◆ **Task**:
Check each line of the material. Copy those containing "card".
== Input for this task ==
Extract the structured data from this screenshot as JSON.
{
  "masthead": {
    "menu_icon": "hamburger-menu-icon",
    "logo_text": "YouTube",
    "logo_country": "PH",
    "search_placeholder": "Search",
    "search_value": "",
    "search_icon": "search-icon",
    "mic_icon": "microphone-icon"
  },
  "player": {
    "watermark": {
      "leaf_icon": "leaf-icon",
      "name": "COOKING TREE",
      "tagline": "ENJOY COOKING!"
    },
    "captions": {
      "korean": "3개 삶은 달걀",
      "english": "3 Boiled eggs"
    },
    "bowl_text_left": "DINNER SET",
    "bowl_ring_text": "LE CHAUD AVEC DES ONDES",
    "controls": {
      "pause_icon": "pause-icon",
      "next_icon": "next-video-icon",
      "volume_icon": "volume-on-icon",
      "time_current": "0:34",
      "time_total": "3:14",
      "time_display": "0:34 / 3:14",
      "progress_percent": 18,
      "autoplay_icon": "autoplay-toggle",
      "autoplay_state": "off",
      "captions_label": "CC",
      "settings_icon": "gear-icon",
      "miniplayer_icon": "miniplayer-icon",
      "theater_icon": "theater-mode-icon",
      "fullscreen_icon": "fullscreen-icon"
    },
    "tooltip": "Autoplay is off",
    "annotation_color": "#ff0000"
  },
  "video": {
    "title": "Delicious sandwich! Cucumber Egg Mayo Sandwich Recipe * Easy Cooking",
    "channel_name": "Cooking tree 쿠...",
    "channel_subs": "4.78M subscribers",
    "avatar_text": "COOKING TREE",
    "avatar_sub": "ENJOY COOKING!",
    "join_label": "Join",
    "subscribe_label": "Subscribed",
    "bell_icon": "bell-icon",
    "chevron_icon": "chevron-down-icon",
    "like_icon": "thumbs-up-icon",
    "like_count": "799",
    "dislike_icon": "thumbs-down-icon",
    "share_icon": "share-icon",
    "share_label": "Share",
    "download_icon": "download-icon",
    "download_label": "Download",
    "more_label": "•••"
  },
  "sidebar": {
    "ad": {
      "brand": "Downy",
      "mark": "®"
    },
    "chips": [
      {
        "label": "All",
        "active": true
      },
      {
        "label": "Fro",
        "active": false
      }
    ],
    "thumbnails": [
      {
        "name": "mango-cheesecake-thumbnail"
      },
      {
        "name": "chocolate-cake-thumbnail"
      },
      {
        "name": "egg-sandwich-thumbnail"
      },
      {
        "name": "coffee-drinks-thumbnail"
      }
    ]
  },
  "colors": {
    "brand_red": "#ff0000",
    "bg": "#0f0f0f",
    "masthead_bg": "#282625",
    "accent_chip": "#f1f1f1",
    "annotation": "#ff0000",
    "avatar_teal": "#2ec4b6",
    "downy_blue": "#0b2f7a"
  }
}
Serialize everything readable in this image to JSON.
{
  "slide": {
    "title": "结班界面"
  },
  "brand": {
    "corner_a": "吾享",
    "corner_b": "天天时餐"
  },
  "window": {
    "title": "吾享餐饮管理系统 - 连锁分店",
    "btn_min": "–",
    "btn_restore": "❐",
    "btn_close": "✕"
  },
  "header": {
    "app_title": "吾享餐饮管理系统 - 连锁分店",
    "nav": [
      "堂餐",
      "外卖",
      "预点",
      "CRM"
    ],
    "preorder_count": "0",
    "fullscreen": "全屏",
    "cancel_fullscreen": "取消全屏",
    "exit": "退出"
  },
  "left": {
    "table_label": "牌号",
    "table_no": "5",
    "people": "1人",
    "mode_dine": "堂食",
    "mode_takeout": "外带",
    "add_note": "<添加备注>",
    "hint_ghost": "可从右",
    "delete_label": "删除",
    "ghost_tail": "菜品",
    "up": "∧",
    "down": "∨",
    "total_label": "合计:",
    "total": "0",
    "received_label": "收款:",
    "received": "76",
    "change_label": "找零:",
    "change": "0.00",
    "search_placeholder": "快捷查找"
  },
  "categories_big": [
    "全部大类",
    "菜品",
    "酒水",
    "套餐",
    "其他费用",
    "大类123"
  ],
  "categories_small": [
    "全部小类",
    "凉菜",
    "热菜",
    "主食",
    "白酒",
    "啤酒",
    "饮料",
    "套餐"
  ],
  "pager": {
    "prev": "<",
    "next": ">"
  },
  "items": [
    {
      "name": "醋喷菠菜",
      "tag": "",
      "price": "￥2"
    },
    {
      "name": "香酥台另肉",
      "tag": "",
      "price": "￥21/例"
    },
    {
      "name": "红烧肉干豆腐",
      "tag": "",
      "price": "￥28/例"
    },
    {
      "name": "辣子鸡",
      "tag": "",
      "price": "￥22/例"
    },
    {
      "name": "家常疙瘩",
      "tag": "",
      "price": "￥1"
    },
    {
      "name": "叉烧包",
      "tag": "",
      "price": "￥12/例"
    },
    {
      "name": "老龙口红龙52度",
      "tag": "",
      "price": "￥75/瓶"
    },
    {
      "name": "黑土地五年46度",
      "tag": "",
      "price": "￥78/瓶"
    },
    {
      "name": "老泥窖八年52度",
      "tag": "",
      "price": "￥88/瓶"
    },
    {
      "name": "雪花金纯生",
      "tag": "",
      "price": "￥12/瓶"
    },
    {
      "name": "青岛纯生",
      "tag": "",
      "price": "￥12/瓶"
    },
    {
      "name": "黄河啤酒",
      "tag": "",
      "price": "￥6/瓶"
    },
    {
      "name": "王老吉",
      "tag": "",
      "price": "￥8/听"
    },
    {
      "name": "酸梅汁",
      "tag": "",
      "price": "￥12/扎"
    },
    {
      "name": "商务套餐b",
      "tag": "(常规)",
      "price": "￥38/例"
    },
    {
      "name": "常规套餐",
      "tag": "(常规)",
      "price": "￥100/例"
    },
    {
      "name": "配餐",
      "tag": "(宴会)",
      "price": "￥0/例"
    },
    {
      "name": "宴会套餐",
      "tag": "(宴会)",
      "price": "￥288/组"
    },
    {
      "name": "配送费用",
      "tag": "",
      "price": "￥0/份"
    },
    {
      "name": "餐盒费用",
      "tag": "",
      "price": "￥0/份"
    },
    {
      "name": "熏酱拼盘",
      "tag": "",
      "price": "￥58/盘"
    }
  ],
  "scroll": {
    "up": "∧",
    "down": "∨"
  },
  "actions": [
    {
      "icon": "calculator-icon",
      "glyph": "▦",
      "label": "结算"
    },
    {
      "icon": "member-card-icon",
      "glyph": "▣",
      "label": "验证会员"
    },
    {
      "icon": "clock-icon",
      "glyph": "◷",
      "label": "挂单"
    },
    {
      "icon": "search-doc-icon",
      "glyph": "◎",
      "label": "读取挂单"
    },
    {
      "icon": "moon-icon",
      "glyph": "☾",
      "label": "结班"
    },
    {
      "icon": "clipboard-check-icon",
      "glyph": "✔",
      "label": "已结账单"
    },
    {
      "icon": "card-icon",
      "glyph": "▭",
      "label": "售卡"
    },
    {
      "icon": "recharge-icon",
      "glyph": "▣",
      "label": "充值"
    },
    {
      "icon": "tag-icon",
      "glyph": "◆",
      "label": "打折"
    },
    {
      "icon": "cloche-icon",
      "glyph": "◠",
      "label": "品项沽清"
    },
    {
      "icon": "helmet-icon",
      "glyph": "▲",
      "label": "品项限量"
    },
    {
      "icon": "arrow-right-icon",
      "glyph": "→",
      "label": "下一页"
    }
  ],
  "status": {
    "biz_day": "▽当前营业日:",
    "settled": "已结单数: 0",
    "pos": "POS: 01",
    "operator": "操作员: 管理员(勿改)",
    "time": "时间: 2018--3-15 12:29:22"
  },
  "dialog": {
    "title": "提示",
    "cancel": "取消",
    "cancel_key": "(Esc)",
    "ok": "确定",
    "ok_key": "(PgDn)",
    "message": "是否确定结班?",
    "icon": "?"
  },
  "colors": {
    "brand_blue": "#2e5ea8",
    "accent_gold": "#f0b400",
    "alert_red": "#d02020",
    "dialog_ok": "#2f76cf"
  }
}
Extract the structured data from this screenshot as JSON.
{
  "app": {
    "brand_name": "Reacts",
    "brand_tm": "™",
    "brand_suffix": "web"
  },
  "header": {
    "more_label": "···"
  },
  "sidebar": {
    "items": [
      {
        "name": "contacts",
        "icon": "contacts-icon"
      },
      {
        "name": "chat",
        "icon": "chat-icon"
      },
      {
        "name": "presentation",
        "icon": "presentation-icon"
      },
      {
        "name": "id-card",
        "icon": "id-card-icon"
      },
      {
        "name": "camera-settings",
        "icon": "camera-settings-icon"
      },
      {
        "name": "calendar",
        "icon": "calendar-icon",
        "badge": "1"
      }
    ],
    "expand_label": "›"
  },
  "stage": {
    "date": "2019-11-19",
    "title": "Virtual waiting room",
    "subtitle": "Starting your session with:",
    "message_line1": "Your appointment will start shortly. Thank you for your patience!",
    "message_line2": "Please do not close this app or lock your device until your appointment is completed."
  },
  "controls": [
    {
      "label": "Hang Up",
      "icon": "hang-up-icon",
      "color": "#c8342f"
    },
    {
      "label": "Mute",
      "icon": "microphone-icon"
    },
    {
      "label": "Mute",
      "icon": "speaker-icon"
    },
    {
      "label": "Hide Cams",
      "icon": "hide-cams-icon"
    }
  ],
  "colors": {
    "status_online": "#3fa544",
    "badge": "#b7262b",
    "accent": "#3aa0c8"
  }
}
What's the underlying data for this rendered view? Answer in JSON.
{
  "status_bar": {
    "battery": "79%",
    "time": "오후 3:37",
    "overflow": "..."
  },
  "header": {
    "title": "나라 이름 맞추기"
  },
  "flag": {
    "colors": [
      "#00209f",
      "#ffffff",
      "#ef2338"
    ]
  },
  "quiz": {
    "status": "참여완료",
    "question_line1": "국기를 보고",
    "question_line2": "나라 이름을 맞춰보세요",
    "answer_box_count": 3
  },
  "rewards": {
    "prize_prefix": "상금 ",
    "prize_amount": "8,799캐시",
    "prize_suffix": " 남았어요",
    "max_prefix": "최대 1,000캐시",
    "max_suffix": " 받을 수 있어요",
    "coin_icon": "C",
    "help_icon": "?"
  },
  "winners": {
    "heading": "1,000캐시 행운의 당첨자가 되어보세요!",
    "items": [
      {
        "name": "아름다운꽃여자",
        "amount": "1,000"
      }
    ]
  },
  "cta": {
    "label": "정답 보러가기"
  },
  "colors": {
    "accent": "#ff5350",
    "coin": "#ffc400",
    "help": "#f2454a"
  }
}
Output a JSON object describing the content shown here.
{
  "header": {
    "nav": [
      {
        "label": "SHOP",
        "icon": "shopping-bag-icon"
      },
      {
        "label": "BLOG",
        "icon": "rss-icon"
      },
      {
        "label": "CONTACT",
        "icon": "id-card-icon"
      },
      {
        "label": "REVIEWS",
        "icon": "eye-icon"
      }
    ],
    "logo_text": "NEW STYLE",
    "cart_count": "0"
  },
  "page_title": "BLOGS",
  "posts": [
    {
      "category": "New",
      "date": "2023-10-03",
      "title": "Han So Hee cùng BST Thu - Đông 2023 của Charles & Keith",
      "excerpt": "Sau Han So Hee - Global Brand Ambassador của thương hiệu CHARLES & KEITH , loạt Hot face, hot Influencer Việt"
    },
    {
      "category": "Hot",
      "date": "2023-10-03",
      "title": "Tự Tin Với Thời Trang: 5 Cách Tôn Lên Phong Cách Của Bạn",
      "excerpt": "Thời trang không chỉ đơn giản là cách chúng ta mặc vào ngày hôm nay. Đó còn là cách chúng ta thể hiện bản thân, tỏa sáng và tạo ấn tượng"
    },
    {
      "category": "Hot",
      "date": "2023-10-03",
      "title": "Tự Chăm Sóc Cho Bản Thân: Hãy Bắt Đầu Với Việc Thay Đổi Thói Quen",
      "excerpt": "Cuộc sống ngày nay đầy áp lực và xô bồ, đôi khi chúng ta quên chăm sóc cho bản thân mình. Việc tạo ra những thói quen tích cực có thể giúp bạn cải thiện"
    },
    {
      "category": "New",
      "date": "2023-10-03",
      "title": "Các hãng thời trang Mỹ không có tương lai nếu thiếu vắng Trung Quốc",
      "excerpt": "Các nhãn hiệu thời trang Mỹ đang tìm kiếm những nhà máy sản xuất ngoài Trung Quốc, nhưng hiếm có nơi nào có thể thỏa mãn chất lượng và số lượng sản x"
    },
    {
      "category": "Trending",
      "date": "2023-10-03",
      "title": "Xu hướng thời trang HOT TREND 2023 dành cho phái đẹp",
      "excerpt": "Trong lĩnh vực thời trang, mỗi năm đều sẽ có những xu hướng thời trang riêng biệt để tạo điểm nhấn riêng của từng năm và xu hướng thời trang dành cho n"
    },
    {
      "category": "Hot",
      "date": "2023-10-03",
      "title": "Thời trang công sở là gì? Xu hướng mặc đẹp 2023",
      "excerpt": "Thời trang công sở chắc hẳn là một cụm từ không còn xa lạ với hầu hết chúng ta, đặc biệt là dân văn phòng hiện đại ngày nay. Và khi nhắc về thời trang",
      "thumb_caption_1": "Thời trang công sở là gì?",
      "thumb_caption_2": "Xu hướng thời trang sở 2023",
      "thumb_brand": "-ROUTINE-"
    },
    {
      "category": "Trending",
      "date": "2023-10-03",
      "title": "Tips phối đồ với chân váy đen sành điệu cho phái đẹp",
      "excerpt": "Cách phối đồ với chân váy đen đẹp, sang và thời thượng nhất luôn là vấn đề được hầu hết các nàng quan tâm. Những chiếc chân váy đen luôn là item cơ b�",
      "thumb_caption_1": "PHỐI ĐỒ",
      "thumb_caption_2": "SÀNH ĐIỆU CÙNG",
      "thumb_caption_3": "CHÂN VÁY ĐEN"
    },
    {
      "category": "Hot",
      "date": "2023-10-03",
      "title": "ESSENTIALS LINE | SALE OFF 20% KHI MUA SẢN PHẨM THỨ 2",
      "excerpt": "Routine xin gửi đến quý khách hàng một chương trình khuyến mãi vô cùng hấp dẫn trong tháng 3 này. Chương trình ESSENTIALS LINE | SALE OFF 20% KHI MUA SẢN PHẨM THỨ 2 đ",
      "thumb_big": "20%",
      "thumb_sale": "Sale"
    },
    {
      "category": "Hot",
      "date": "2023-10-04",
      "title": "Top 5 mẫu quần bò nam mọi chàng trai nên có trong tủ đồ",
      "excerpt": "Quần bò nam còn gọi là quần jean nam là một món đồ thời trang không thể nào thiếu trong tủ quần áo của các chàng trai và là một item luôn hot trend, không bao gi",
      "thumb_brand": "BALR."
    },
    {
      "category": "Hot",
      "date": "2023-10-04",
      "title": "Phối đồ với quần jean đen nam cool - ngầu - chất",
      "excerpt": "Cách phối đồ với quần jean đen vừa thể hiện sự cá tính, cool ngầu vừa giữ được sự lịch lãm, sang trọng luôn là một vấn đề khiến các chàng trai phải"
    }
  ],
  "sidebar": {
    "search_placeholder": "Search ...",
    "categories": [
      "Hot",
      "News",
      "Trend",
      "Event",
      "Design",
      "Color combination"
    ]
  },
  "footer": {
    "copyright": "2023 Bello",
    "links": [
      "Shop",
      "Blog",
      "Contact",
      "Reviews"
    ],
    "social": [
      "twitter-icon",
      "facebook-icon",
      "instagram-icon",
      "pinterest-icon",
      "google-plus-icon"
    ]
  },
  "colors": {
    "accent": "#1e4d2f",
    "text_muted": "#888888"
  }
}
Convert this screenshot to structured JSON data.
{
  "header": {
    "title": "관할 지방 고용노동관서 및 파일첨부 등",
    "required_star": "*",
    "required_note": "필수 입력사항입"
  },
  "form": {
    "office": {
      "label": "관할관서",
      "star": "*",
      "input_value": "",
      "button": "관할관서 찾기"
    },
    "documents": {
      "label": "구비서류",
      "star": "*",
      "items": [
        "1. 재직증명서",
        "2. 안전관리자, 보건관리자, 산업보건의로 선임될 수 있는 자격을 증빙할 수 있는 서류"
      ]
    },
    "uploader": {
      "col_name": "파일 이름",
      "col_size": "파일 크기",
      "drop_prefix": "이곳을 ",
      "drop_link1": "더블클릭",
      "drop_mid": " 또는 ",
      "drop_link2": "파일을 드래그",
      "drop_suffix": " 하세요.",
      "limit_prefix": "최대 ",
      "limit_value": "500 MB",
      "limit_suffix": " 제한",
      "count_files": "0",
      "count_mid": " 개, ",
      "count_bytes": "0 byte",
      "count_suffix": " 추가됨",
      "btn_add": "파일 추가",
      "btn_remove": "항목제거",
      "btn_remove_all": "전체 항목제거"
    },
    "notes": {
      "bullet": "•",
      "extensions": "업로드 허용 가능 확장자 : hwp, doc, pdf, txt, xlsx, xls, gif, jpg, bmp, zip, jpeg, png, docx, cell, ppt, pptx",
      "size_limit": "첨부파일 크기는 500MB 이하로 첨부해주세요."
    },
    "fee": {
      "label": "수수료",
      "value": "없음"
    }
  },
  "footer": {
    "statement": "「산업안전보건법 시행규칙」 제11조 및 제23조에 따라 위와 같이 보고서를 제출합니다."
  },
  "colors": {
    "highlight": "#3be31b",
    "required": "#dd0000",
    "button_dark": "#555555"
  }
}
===
◆ **Task response**:
      "icon": "member-card-icon",
      "icon": "card-icon",
        "name": "id-card",
        "icon": "id-card-icon"
        "icon": "id-card-icon"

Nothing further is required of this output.